Jim Meyer demonstrated several different ways that both internal and external threads can be cut on turned objects

Tap and Faceplate


The simplest way to cut threads is to use a tap. The Beall Tool Co. offers taps that match the most common spindle threads. A low-cost faceplate is made by gluing several blocks together to make a blank slightly thicker than the length of the spindle. A hole 1/8" smaller than the spindle is bored through the blank. The tailstock keeps the tap centered and the tap is rotated with a wrench to cut the threads.

Cut threads all the way through the faceplate - do not remove the tap by rotating it in the reverse direction since that will damage the threads. The faceplate is glued to the turning blank and threaded onto the spindle. After turning is complete, the faceplate can be parted off or sawed off.

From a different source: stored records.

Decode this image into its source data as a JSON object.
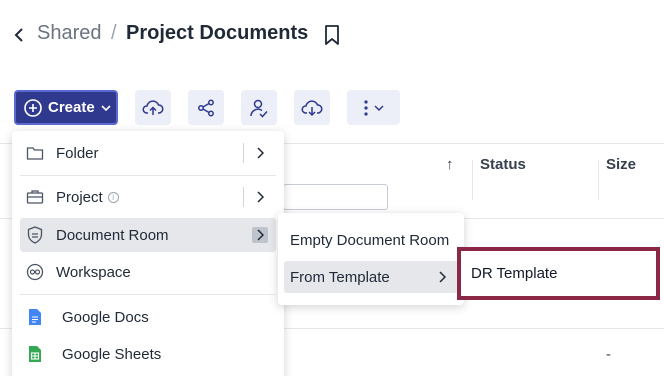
{
  "breadcrumb": {
    "parent": "Shared",
    "separator": "/",
    "current": "Project Documents"
  },
  "toolbar": {
    "create_label": "Create"
  },
  "table": {
    "columns": {
      "status": "Status",
      "size": "Size"
    },
    "row_size_value": "-"
  },
  "create_menu": {
    "items": [
      {
        "label": "Folder",
        "icon": "folder-icon"
      },
      {
        "label": "Project",
        "icon": "briefcase-icon"
      },
      {
        "label": "Document Room",
        "icon": "shield-icon"
      },
      {
        "label": "Workspace",
        "icon": "workspace-icon"
      },
      {
        "label": "Google Docs",
        "icon": "google-docs-icon",
        "color": "#4285f4"
      },
      {
        "label": "Google Sheets",
        "icon": "google-sheets-icon",
        "color": "#34a853"
      }
    ]
  },
  "document_room_submenu": {
    "items": [
      {
        "label": "Empty Document Room"
      },
      {
        "label": "From Template"
      }
    ]
  },
  "template_submenu": {
    "items": [
      {
        "label": "DR Template"
      }
    ]
  },
  "colors": {
    "create_button": "#2f3a8f",
    "highlight_border": "#8a2846",
    "tool_bg": "#eceef8"
  }
}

Router Accessory

Threading a Dowel

The Beall Tool Co. also makes an accessory for cutting external threads with a small router or laminate trimmer. A veining bit whose profile matches the standard thread profile is mounted in the router and a blank dowel is pushed into the jig. The jig has a guide that controls the pitch of the thread while the depth of the thread is controlled by the depth adjustment of the router bit.

Thread Chasing Tools

Freehand Chasing

Robert Sorby makes tools for chasing internal and external threads with 10, 16 and 20 threads per inch. Once the blank has been prepared and a relief cut has been made at the end of the threaded area, the tool is held lightly and brought into contact with the rotating workpiece. In order to cut threads cleanly, the tool must be allowed to advance the distance between adjacent threads for each revolution of the spindle. Needless to say, this becomes more difficult as the speed increases.

Sorby offers this advice: "Threading is a skill which needs practice – it does not come automatically. We recommend that for your first venture in threading you should select a finer thread size (16 or even better 20 tpi). "

Baxter Threadmaster

Advancing the Workpiece

The Baxter Threadmaster is made by the Best Wood Tools and is a high-end accessory (about $500) that allows internal and external threads to be accurately milled on a lathe. A cutter is mounted on the headstock spindle and the Threadmaster takes the place of the tailstock. A standard chuck mounts on the spindle of the Threadmaster and a handwheel allows the chuck and workpiece to move along the axis of the lathe in the same way that a live center is moved by the tailstock. The pitch of the handwheel controls the pitch of the threads.

The Threadmaster allows the chuck to be moved in and out to match the diameter of the workpiece to be threaded. The chuck and workpiece can also be moved up and down to control the depth of the threads.

Once the chuck and workpiece have been properly positioned, the lathe is turned on and the cutter is run at about 2000 rpm. The handwheel is manually rotated which rotates the workpiece and advances it allowing threads to be cleanly cut at the pitch of the handwheel.

by WVWA, a chapter of the American Association of WoodturnersReturn to the Events page